THE TASK:
Pull every line containing the word "checked" out of the material below.

EXERCISE DATA:
::::

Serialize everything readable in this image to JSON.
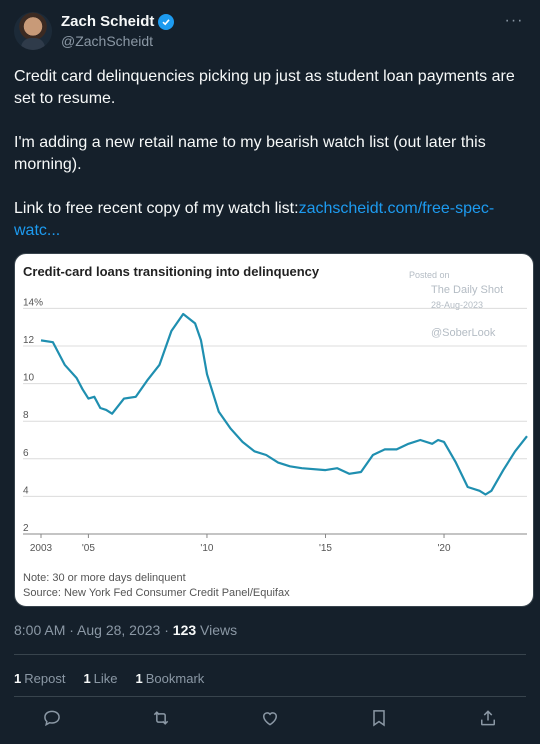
{
  "author": {
    "display_name": "Zach Scheidt",
    "handle": "@ZachScheidt",
    "verified": true
  },
  "tweet": {
    "para1": "Credit card delinquencies picking up just as student loan payments are set to resume.",
    "para2": "I'm adding a new retail name to my bearish watch list (out later this morning).",
    "link_prefix": "Link to free recent copy of my watch list:",
    "link_text": "zachscheidt.com/free-spec-watc..."
  },
  "card": {
    "watermark": {
      "posted_on": "Posted on",
      "source": "The Daily Shot",
      "date": "28-Aug-2023",
      "handle": "@SoberLook"
    },
    "note": "Note: 30 or more days delinquent",
    "source": "Source: New York Fed Consumer Credit Panel/Equifax"
  },
  "chart_data": {
    "type": "line",
    "title": "Credit-card loans transitioning into delinquency",
    "y_tick_labels": [
      "14%",
      "12",
      "10",
      "8",
      "6",
      "4",
      "2"
    ],
    "y_ticks": [
      14,
      12,
      10,
      8,
      6,
      4,
      2
    ],
    "x_tick_labels": [
      "2003",
      "'05",
      "'10",
      "'15",
      "'20"
    ],
    "x_ticks": [
      2003,
      2005,
      2010,
      2015,
      2020
    ],
    "xlim": [
      2003,
      2023.5
    ],
    "ylim": [
      2,
      14.5
    ],
    "grid": "horizontal",
    "color": "#1f8fb0",
    "series": [
      {
        "x": [
          2003.0,
          2003.5,
          2003.75,
          2004.0,
          2004.5,
          2004.75,
          2005.0,
          2005.25,
          2005.5,
          2005.75,
          2006.0,
          2006.5,
          2007.0,
          2007.5,
          2008.0,
          2008.5,
          2009.0,
          2009.5,
          2009.75,
          2010.0,
          2010.5,
          2011.0,
          2011.5,
          2012.0,
          2012.5,
          2013.0,
          2013.5,
          2014.0,
          2015.0,
          2015.5,
          2016.0,
          2016.5,
          2017.0,
          2017.5,
          2018.0,
          2018.5,
          2019.0,
          2019.5,
          2019.75,
          2020.0,
          2020.5,
          2021.0,
          2021.5,
          2021.75,
          2022.0,
          2022.5,
          2023.0,
          2023.5
        ],
        "y": [
          12.3,
          12.2,
          11.6,
          11.0,
          10.3,
          9.7,
          9.2,
          9.3,
          8.7,
          8.6,
          8.4,
          9.2,
          9.3,
          10.2,
          11.0,
          12.8,
          13.7,
          13.2,
          12.3,
          10.5,
          8.5,
          7.6,
          6.9,
          6.4,
          6.2,
          5.8,
          5.6,
          5.5,
          5.4,
          5.5,
          5.2,
          5.3,
          6.2,
          6.5,
          6.5,
          6.8,
          7.0,
          6.8,
          7.0,
          6.9,
          5.8,
          4.5,
          4.3,
          4.1,
          4.3,
          5.4,
          6.4,
          7.2
        ]
      }
    ]
  },
  "timestamp": "8:00 AM · Aug 28, 2023 · ",
  "views_count": "123",
  "views_label": " Views",
  "stats": {
    "repost_count": "1",
    "repost_label": "Repost",
    "like_count": "1",
    "like_label": "Like",
    "bookmark_count": "1",
    "bookmark_label": "Bookmark"
  },
  "icons": [
    "reply-icon",
    "retweet-icon",
    "like-icon",
    "bookmark-icon",
    "share-icon",
    "more-icon",
    "verified-icon"
  ]
}
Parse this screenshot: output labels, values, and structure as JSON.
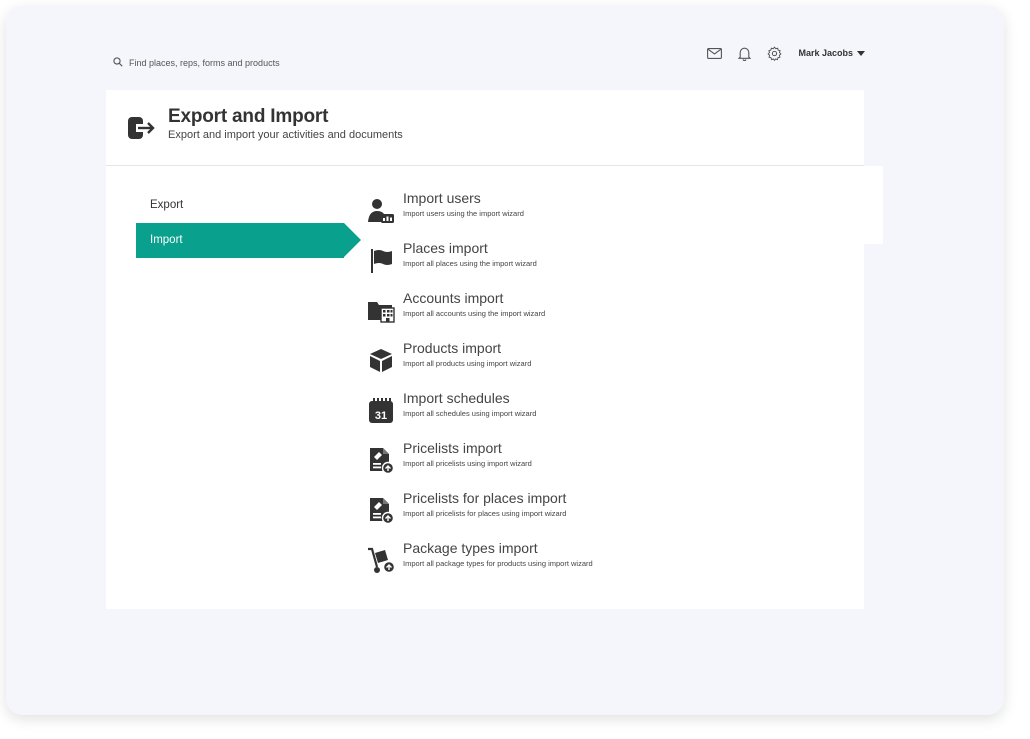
{
  "search": {
    "placeholder": "Find places, reps, forms and products",
    "icon": "search-icon"
  },
  "topbar": {
    "icons": [
      "mail-icon",
      "bell-icon",
      "gear-icon"
    ],
    "user_name": "Mark Jacobs"
  },
  "header": {
    "title": "Export and Import",
    "subtitle": "Export and import your activities and documents",
    "icon": "export-import-icon"
  },
  "nav": {
    "items": [
      {
        "label": "Export",
        "active": false
      },
      {
        "label": "Import",
        "active": true
      }
    ],
    "active_color": "#0aa08e"
  },
  "imports": [
    {
      "title": "Import users",
      "desc": "Import users using the import wizard",
      "icon": "user-import-icon"
    },
    {
      "title": "Places import",
      "desc": "Import all places using the import wizard",
      "icon": "flag-icon"
    },
    {
      "title": "Accounts import",
      "desc": "Import all accounts using the import wizard",
      "icon": "folder-building-icon"
    },
    {
      "title": "Products import",
      "desc": "Import all products using import wizard",
      "icon": "box-icon"
    },
    {
      "title": "Import schedules",
      "desc": "Import all schedules using import wizard",
      "icon": "calendar-icon",
      "icon_text": "31"
    },
    {
      "title": "Pricelists import",
      "desc": "Import all pricelists using import wizard",
      "icon": "pricelist-upload-icon"
    },
    {
      "title": "Pricelists for places import",
      "desc": "Import all pricelists for places using import wizard",
      "icon": "pricelist-upload-icon"
    },
    {
      "title": "Package types import",
      "desc": "Import all package types for products using import wizard",
      "icon": "hand-truck-icon"
    }
  ]
}
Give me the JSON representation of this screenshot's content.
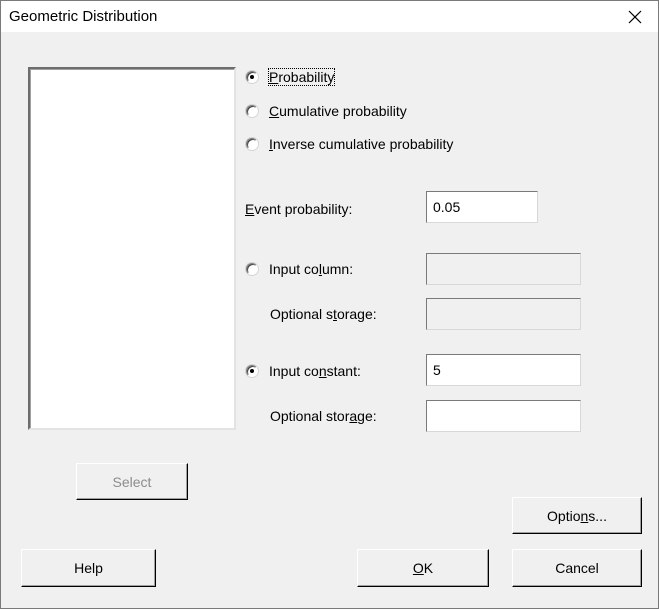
{
  "window": {
    "title": "Geometric Distribution",
    "close_glyph": "✕"
  },
  "options": [
    {
      "id": "probability",
      "pre": "",
      "u": "P",
      "post": "robability",
      "checked": true
    },
    {
      "id": "cumulative",
      "pre": "",
      "u": "C",
      "post": "umulative probability",
      "checked": false
    },
    {
      "id": "inverse",
      "pre": "",
      "u": "I",
      "post": "nverse cumulative probability",
      "checked": false
    }
  ],
  "event_probability": {
    "label_pre": "",
    "label_u": "E",
    "label_post": "vent probability:",
    "value": "0.05"
  },
  "input_column": {
    "label_pre": "Input co",
    "label_u": "l",
    "label_post": "umn:",
    "checked": false,
    "value": "",
    "storage_label_pre": "Optional s",
    "storage_label_u": "t",
    "storage_label_post": "orage:",
    "storage_value": ""
  },
  "input_constant": {
    "label_pre": "Input co",
    "label_u": "n",
    "label_post": "stant:",
    "checked": true,
    "value": "5",
    "storage_label_pre": "Optional stor",
    "storage_label_u": "a",
    "storage_label_post": "ge:",
    "storage_value": ""
  },
  "buttons": {
    "select": "Select",
    "options_pre": "Optio",
    "options_u": "n",
    "options_post": "s...",
    "help": "Help",
    "ok_pre": "",
    "ok_u": "O",
    "ok_post": "K",
    "cancel": "Cancel"
  }
}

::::

COMPLETED TASK:
      "checked": true
      "checked": false
      "checked": false
    "checked": false,
    "checked": true,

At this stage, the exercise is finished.